=== THE TASK ===
Every line of the listing below needs to be reproduced exactly.

────────

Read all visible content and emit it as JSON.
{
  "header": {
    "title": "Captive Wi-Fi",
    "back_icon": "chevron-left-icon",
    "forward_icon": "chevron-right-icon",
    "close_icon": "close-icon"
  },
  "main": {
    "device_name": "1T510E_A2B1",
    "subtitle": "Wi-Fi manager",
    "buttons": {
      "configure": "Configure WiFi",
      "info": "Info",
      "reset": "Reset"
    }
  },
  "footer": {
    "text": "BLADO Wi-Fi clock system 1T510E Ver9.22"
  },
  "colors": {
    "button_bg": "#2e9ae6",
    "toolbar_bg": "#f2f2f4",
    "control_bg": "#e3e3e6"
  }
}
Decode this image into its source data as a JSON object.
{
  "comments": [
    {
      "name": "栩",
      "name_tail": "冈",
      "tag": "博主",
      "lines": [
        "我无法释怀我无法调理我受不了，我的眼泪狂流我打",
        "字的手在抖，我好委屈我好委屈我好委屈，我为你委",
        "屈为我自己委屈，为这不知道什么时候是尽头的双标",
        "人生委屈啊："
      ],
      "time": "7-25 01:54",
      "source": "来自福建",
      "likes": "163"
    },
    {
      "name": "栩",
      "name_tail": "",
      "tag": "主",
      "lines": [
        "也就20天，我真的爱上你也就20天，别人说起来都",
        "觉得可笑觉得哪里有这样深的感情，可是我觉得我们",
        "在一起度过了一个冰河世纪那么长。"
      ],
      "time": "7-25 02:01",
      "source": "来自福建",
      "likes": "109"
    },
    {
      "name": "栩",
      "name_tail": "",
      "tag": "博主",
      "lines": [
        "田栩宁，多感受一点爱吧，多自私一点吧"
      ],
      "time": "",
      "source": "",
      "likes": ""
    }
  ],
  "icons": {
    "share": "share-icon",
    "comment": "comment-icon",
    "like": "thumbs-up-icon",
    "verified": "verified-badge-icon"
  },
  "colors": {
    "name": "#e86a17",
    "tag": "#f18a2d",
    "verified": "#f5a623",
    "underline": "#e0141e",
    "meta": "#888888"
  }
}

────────

=== RESULT ===
Read all visible content and emit it as JSON.
{
  "header": {
    "title": "Captive Wi-Fi",
    "back_icon": "chevron-left-icon",
    "forward_icon": "chevron-right-icon",
    "close_icon": "close-icon"
  },
  "main": {
    "device_name": "1T510E_A2B1",
    "subtitle": "Wi-Fi manager",
    "buttons": {
      "configure": "Configure WiFi",
      "info": "Info",
      "reset": "Reset"
    }
  },
  "footer": {
    "text": "BLADO Wi-Fi clock system 1T510E Ver9.22"
  },
  "colors": {
    "button_bg": "#2e9ae6",
    "toolbar_bg": "#f2f2f4",
    "control_bg": "#e3e3e6"
  }
}
Decode this image into its source data as a JSON object.
{
  "comments": [
    {
      "name": "栩",
      "name_tail": "冈",
      "tag": "博主",
      "lines": [
        "我无法释怀我无法调理我受不了，我的眼泪狂流我打",
        "字的手在抖，我好委屈我好委屈我好委屈，我为你委",
        "屈为我自己委屈，为这不知道什么时候是尽头的双标",
        "人生委屈啊："
      ],
      "time": "7-25 01:54",
      "source": "来自福建",
      "likes": "163"
    },
    {
      "name": "栩",
      "name_tail": "",
      "tag": "主",
      "lines": [
        "也就20天，我真的爱上你也就20天，别人说起来都",
        "觉得可笑觉得哪里有这样深的感情，可是我觉得我们",
        "在一起度过了一个冰河世纪那么长。"
      ],
      "time": "7-25 02:01",
      "source": "来自福建",
      "likes": "109"
    },
    {
      "name": "栩",
      "name_tail": "",
      "tag": "博主",
      "lines": [
        "田栩宁，多感受一点爱吧，多自私一点吧"
      ],
      "time": "",
      "source": "",
      "likes": ""
    }
  ],
  "icons": {
    "share": "share-icon",
    "comment": "comment-icon",
    "like": "thumbs-up-icon",
    "verified": "verified-badge-icon"
  },
  "colors": {
    "name": "#e86a17",
    "tag": "#f18a2d",
    "verified": "#f5a623",
    "underline": "#e0141e",
    "meta": "#888888"
  }
}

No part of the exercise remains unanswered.